Retelling a piece of information to someone is recalling a memory. Storytelling, on the other hand, brings that someone inside the memory and allowing them to relive the moment using their senses.
For preschoolers, learning the art of storytelling – from language to character, culture and moral values – can expand their imagination and encourage the development of their social, communication and interpersonal skills. So, what are the benefits of storytelling to preschoolers in the long run?
- Improve reading comprehension
Reading stories stimulates your child’s imagination and helps them learn about the world around them. Engaging storybooks, especially ones that allow story dramatization can afford children with not only the ability, but the passion for reading.
Studies (Milord, 2007; Miller & Pennycuff, 2008) support implementing storytelling with drama and theatre. Beyond recognizing and uttering words on pages, storybooks like this allow children to truly immerse themselves in and exhibit a high level of understanding of the stories.
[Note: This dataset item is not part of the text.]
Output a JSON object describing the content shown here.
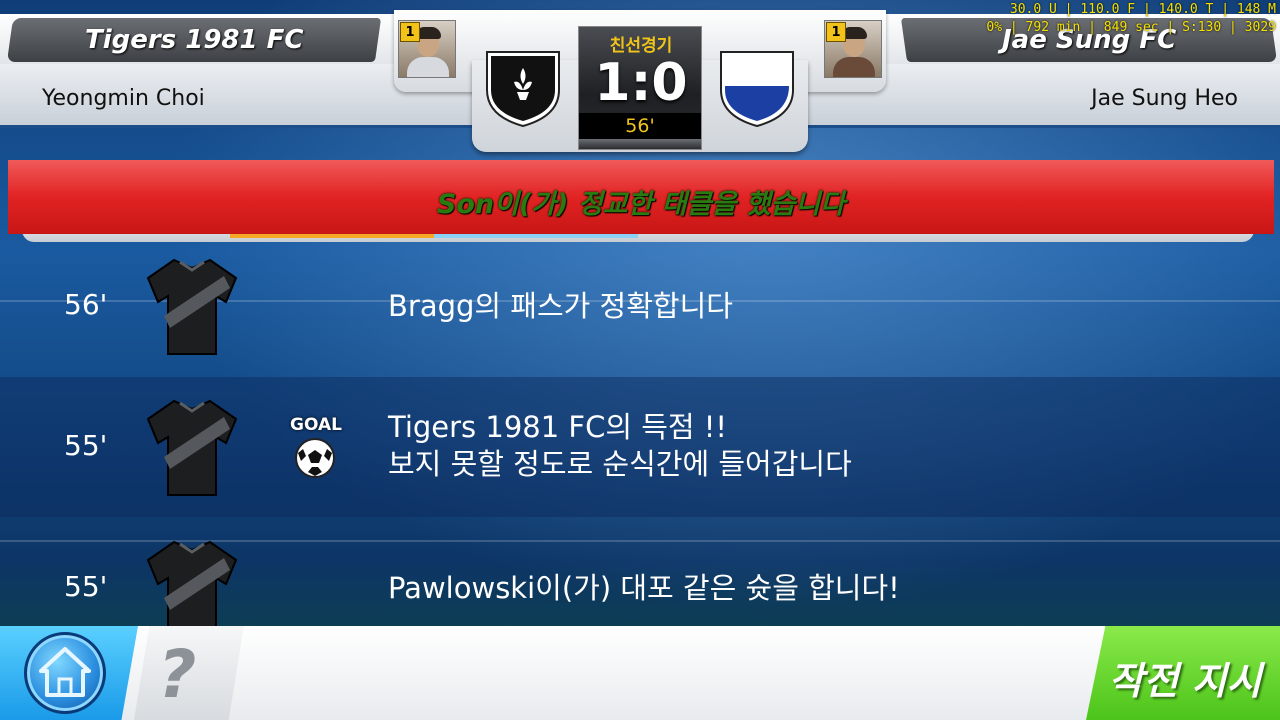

- Nurture self-confidence
Storytelling presents opportunities for children to develop self-confidence, which in turn improves their public speaking skills to become persuasive presenters. With proper guidance that ranges from story organization to appropriate tone of voice and gestures, children as young as three years old can start learning the ropes of storytelling.
This is where storybooks or reading series, which are structured with essential components that support a child’s overall development, further contribute to creating confident young storytellers.
The Q-dees Link & Think Reading Series (LTR), for example, weaves the ability for young to tell stories confidently by synergizing printed books with engaging multimedia, so that even reserved children can imitate actions in the multimedia.
Such storybooks also do away with the notion of monotonous reading. Instead, they embed the values of reading as gratifying part of a child’s lifestyle.
- Enhance creativity
Creative thinking in storytelling is when children can personalize a story with their styles. With the rise of digital technology, stories that come in the form of multimedia embedded songs give freedom for children to explore, develop self-expression and discover new abilities and skills.
However, it all boils down to stories that are engaging enough and relatable to children’s interests. Stories that talk about family, friendship and environment while introducing common, everyday idioms can help. Better if they have songs for children to sing, and thus stretching their creativity.
All of this helps young readers to benefit from literacy and language development as well as a heightened sense of imagination and community.
- Improve concentration and memory
Storytelling does require text memorization with a touch of improvisation along the way. In this aspect, storytelling can be a useful learning tool for children. Even though it can improve vocabulary and strengthen memory, the challenge lies in how children can achieve this benefit.
Born out of the award-winning Link & Think Methodology, LTR accelerates children to link their minds to think logically and creatively when reading or practising storytelling.
The Q-dees 2021 Storytelling Competition aims to bring out the star within each Link & Think reader. This competition runs across a span of three months and is open to all five- and six-year-old Q-dees children.
Initially, this competition was to take place at physical places. However, with sudden lockdown directives, our parents, children and teachers quickly pivoted to digital tools to ensure the success of this competition. Out of over 300 participants, 20 storytellers have been chosen to compete in the Grand Finale.
Join us and cheer for the 20 finalists on September 25, 2021, by simply tuning in to our Official Q-dees Worldwide Facebook page to catch the live performance of our young stars.
Who knows, maybe your child will become the next Q-dees’ shining star!